If you follow me on Instagram, you may already know that I am doing The 100 Day Project this year. If you aren’t familiar with the The 100 Day Project, it is “a free, global art project that anyone can participate in.” The only rules are…
- Repeat a simple creative task every day for 100 days
- Record each day’s efforts
I heard about the project last year and thought it sounded like an effective way to accomplish some creative goals, i.e. writing more. But by the time the project rolled around this year, I knew I needed to embrace a different perspective.
Lately, I have been suffering from writing burn out, and I knew deep down that pushing myself into writing for 100 days would only be more discouraging. Instead of raising the stakes in the creative medium where I already feel the most pressure, I wanted to use the project to light a spark of creativity in my life and let that influence everything else.
Also, if I start in a place where I don’t know all the rules for how to do it “right,” like painting and drawing, I’ll have a better chance of relying on creative instincts.
You see, I believe we all start creative. If you’ve ever seen a toddler dance or admired a child’s scribbles displayed on a fridge, you know what I mean. Not only do kids create intuitively, they don’t question their ability to do so. They are free.
Then they get older and maturity steals some of that freedom, and often their greatest passion gets the brunt of the internal and external criticism.
With this in mind, *creative* isn’t something we aspire to become; it is something we need to recover.
For me, this means committing myself to daily acts of creativity, starting with these 100 days.
It also means inviting you to join me! Maybe you don’t want to commit to 100 days, but you can commit to one.
Think about what creative activities you enjoyed as a kid (dancing, painting, baking, drawing, singing, writing, story-telling, and more) before life started to weigh you down. Do one of those things today, even if the results are awkward or embarrassing, and let it energize and empower your creative self.
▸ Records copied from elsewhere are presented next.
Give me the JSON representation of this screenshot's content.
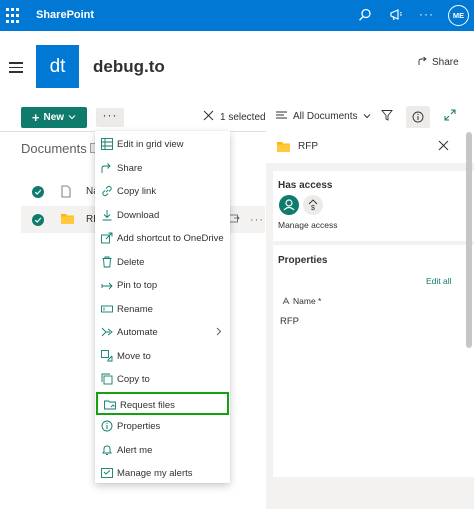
{
  "suite": {
    "brand": "SharePoint",
    "user_initials": "ME"
  },
  "site": {
    "logo_text": "dt",
    "title": "debug.to",
    "share_label": "Share"
  },
  "commandbar": {
    "new_label": "New",
    "more_label": "···",
    "selected_label": "1 selected",
    "view_label": "All Documents"
  },
  "library": {
    "title": "Documents",
    "column_name": "Na",
    "row_name": "RF"
  },
  "menu": {
    "items": [
      {
        "label": "Edit in grid view",
        "icon": "grid-icon"
      },
      {
        "label": "Share",
        "icon": "share-icon"
      },
      {
        "label": "Copy link",
        "icon": "link-icon"
      },
      {
        "label": "Download",
        "icon": "download-icon"
      },
      {
        "label": "Add shortcut to OneDrive",
        "icon": "shortcut-icon"
      },
      {
        "label": "Delete",
        "icon": "trash-icon"
      },
      {
        "label": "Pin to top",
        "icon": "pin-icon"
      },
      {
        "label": "Rename",
        "icon": "rename-icon"
      },
      {
        "label": "Automate",
        "icon": "automate-icon",
        "submenu": true
      },
      {
        "label": "Move to",
        "icon": "move-icon"
      },
      {
        "label": "Copy to",
        "icon": "copy-icon"
      },
      {
        "label": "Request files",
        "icon": "request-files-icon",
        "highlighted": true
      },
      {
        "label": "Properties",
        "icon": "properties-icon"
      },
      {
        "label": "Alert me",
        "icon": "bell-icon"
      },
      {
        "label": "Manage my alerts",
        "icon": "alerts-icon"
      }
    ]
  },
  "details": {
    "title": "RFP",
    "has_access_heading": "Has access",
    "manage_access_label": "Manage access",
    "properties_heading": "Properties",
    "edit_all_label": "Edit all",
    "name_field_label": "Name *",
    "name_field_value": "RFP"
  },
  "colors": {
    "suite_blue": "#0078d4",
    "accent_green": "#0f7b6c",
    "highlight_green": "#13a10e"
  }
}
Then — if you’re reasonably comfortable doing so — share your work and experience in the comments or on social media, claiming creativity for yourself first, so you can invite others to become more free too.
Listen to a Podcast
- Elise Gets Crafty: On Making Art and Taking Up Space / Ep 140
- Chasing Creative: Trying New Types of Creativity
Read a Book
- A Million Little Ways: Uncover the Art You Were Made to Live by Emily P. Freeman